Gedichte - (2011)    

Walter Hasenclever

for medium voice and piano


Wenn der Tod
Die Musik verschlingt:
Werden wir uns erkennen?
Lebst Du
Im Zimmer, wo Männer stehn?
Aus dem Meer steigt die Insel,
Ein Leben, das uns gegolten hat.
Vögel fliegen auf.
Weine nicht!

Gazellen rufen;
Die Öde der Täler, bedeckt von Schnee.
Sieh, ich wandle,
Ein Mensch der Liebe.
Ein Herz voll Hoffnung
Hat mich erreicht.

Wo bist du?
Ein Stern fällt.
Dein Gesicht!
Du bist da!

Wenn Du den Becher leerst,
Wo jenseits
Weiße Schwalben trinken:
Vergiß nicht die Träne,
Den Kuß, den Du träumtest,
Am Himmel der Toten.
Du bist geliebt!

[ 4 pages, circa 5' 15" ]

Walter Hasenclever


Walter Hasenclever (1890-1940) was a German Expressionist writer, who first studied law at Oxford, moved on to the University of Lausanne, then Leipzig. His first collection, Städte, Nächte und Menschen, was published in 1910, and thereafter he worked in plays and even a time on contract for Garbo screenplays for MGM. A contemporary of many European expressionist artists, his works were banned when the National Socialists came to power in 1930, and he fled to France where he imprisoned twice as a "foreign enemy" in France, and when the Nazis conquered the south of France, he took his own life rather than fall into their hands.


The text is taken from the 1920 Ernst Rowohlt anthology, Menschenheitsdämmerung, in which he is in the good company of a number of seminal writers from the time.


When death

devours music:

 will we recognize ourselves?

Do you live

In a room, where men are to be found?

In the ocean rises an island,

A life, that validates us.

Birds fly up.

Weep not!



Gazelles call;

Desolate valleys covered in snow.

See, I wander,

A being of love.

A hope-filled heart

Has arisen in me.

Where are you?

A star falls.

Your face!

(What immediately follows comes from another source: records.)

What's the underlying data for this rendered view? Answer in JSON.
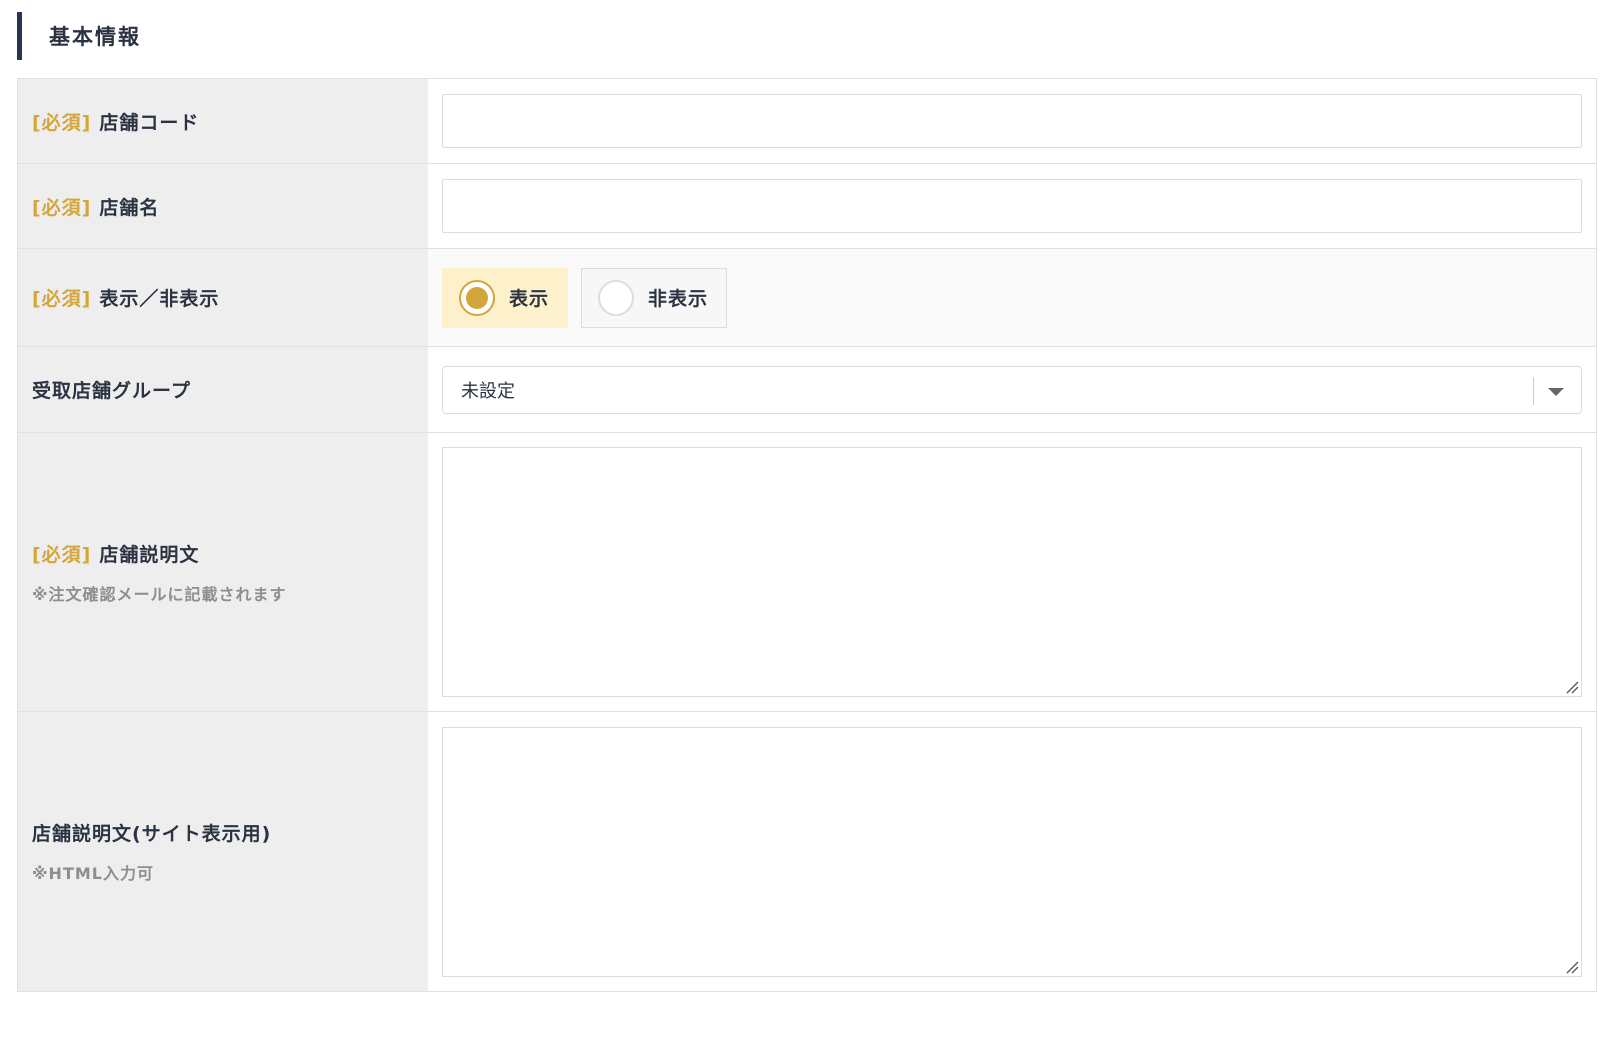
{
  "section": {
    "title": "基本情報"
  },
  "required_marker": "[必須]",
  "fields": {
    "store_code": {
      "label": "店舗コード",
      "value": ""
    },
    "store_name": {
      "label": "店舗名",
      "value": ""
    },
    "visibility": {
      "label": "表示／非表示",
      "options": [
        "表示",
        "非表示"
      ],
      "selected": "表示"
    },
    "pickup_group": {
      "label": "受取店舗グループ",
      "selected": "未設定"
    },
    "description": {
      "label": "店舗説明文",
      "note": "※注文確認メールに記載されます",
      "value": ""
    },
    "site_description": {
      "label": "店舗説明文(サイト表示用)",
      "note": "※HTML入力可",
      "value": ""
    }
  },
  "colors": {
    "accent": "#d4a63a",
    "selected_bg": "#fdf1cc",
    "label_bg": "#eeeeee",
    "text": "#2b3343",
    "heading_bar": "#2b3450"
  }
}
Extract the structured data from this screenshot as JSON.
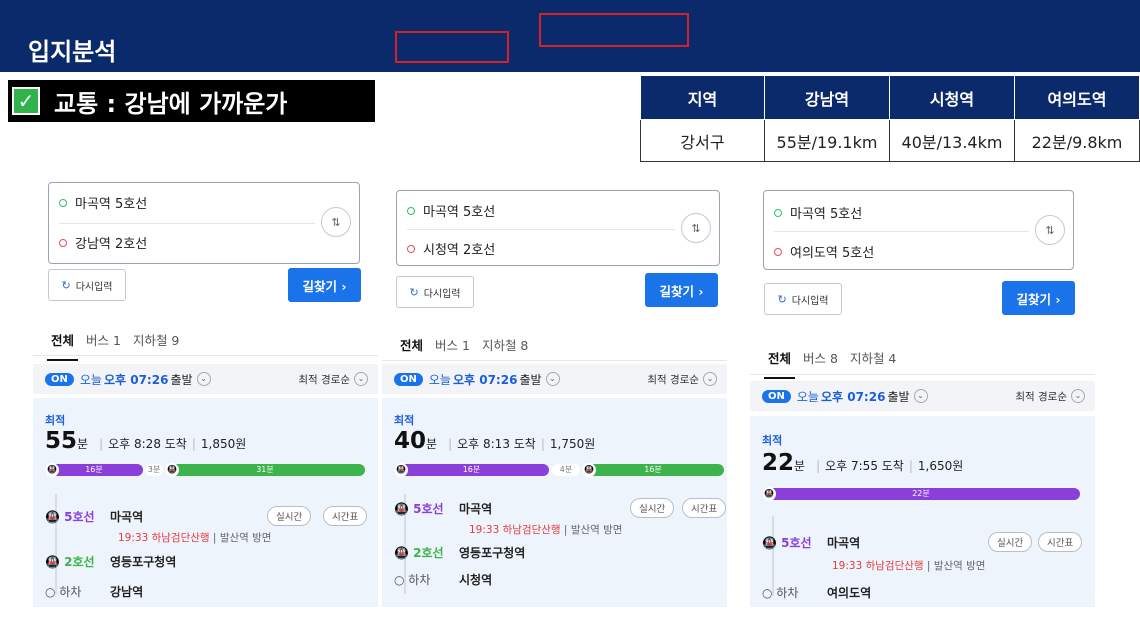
{
  "header": {
    "title": "입지분석"
  },
  "section": {
    "title": "교통 : 강남에 가까운가"
  },
  "distance_table": {
    "headers": [
      "지역",
      "강남역",
      "시청역",
      "여의도역"
    ],
    "row": [
      "강서구",
      "55분/19.1km",
      "40분/13.4km",
      "22분/9.8km"
    ]
  },
  "common": {
    "reset": "다시입력",
    "search": "길찾기 ›",
    "swap": "⇅",
    "today": "오늘",
    "time": "오후 07:26",
    "depart": "출발",
    "sort": "최적 경로순",
    "best": "최적",
    "min_unit": "분",
    "on_badge": "ON",
    "realtime": "실시간",
    "timetable": "시간표",
    "dropdown": "⌄"
  },
  "panels": [
    {
      "start": "마곡역 5호선",
      "end": "강남역 2호선",
      "tabs": [
        "전체",
        "버스 1",
        "지하철 9"
      ],
      "minutes": "55",
      "arrival": "오후 8:28 도착",
      "fare": "1,850원",
      "bar": [
        "16분",
        "3분",
        "31분"
      ],
      "steps": [
        {
          "line": "5호선",
          "station": "마곡역"
        },
        {
          "line": "2호선",
          "station": "영등포구청역"
        },
        {
          "line": "하차",
          "station": "강남역"
        }
      ],
      "train_time": "19:33",
      "train_info": "하남검단산행",
      "train_dir": "발산역 방면"
    },
    {
      "start": "마곡역 5호선",
      "end": "시청역 2호선",
      "tabs": [
        "전체",
        "버스 1",
        "지하철 8"
      ],
      "minutes": "40",
      "arrival": "오후 8:13 도착",
      "fare": "1,750원",
      "bar": [
        "16분",
        "4분",
        "16분"
      ],
      "steps": [
        {
          "line": "5호선",
          "station": "마곡역"
        },
        {
          "line": "2호선",
          "station": "영등포구청역"
        },
        {
          "line": "하차",
          "station": "시청역"
        }
      ],
      "train_time": "19:33",
      "train_info": "하남검단산행",
      "train_dir": "발산역 방면"
    },
    {
      "start": "마곡역 5호선",
      "end": "여의도역 5호선",
      "tabs": [
        "전체",
        "버스 8",
        "지하철 4"
      ],
      "minutes": "22",
      "arrival": "오후 7:55 도착",
      "fare": "1,650원",
      "bar": [
        "22분"
      ],
      "steps": [
        {
          "line": "5호선",
          "station": "마곡역"
        },
        {
          "line": "하차",
          "station": "여의도역"
        }
      ],
      "train_time": "19:33",
      "train_info": "하남검단산행",
      "train_dir": "발산역 방면"
    }
  ],
  "colors": {
    "header": "#0b2a6b",
    "accent": "#1a73e8",
    "line5": "#8b3fd9",
    "line2": "#3cb44b",
    "highlight": "#d4202a"
  }
}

You are there!

When you empty the cup,

Where shall

White swallows sip:

Forget not the tears,

The kiss, that you dreamed,

In death's heaven.

You are beloved!





The lyricism of the opening spans long gestures as an introduction to the shifting harmonies, from diatonic to whole tone and back again. As the tonality settles, the D flat seems as if the "arrived at" tonic of the piece but only temporarily.



The repetition of the assertion, "Du bist geliebt," is followed by a reprise of the opening stanza's lingering question as the final cadence arrives at the A flat tonic heretofore evaded.



The score for Gedichte is available as a free PDF download, though any major commercial performance or recording of the work is prohibited without prior arrangement with the composer. Click on the graphic below for this piano-vocal score.